[App and web page records]
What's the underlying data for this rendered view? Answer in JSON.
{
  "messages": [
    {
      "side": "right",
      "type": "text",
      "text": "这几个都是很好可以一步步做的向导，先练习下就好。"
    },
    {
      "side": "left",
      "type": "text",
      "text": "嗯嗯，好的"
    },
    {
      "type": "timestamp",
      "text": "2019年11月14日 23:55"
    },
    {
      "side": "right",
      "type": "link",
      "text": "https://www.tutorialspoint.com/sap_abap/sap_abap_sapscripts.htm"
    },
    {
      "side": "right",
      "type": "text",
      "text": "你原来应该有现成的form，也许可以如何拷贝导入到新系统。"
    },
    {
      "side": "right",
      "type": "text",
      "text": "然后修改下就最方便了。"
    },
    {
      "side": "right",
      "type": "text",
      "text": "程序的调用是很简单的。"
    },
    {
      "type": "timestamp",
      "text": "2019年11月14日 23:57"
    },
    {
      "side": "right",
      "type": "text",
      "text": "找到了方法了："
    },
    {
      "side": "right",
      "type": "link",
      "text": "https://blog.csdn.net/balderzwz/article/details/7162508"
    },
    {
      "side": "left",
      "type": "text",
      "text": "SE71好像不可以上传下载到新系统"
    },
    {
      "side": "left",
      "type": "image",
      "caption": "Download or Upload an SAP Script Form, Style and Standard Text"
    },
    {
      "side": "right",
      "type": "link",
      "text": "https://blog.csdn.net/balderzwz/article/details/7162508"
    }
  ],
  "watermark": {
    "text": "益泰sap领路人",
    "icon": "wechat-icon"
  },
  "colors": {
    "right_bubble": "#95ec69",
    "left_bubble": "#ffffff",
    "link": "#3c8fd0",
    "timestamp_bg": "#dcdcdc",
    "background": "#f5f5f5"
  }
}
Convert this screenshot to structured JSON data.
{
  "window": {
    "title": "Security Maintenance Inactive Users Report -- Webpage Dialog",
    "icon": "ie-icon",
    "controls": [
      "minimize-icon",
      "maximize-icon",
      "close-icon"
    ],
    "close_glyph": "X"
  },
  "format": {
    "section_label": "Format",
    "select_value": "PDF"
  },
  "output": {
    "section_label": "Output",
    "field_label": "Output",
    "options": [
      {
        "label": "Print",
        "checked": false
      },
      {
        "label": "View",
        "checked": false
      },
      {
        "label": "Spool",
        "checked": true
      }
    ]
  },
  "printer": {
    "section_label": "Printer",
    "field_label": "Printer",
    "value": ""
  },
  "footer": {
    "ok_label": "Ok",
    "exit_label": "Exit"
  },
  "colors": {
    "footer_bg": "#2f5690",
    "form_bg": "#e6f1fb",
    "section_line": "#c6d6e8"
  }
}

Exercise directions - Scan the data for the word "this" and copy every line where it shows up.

Written answer -
What's the underlying data for this rendered view? Answer in JSON.
Convert this screenshot to structured JSON data.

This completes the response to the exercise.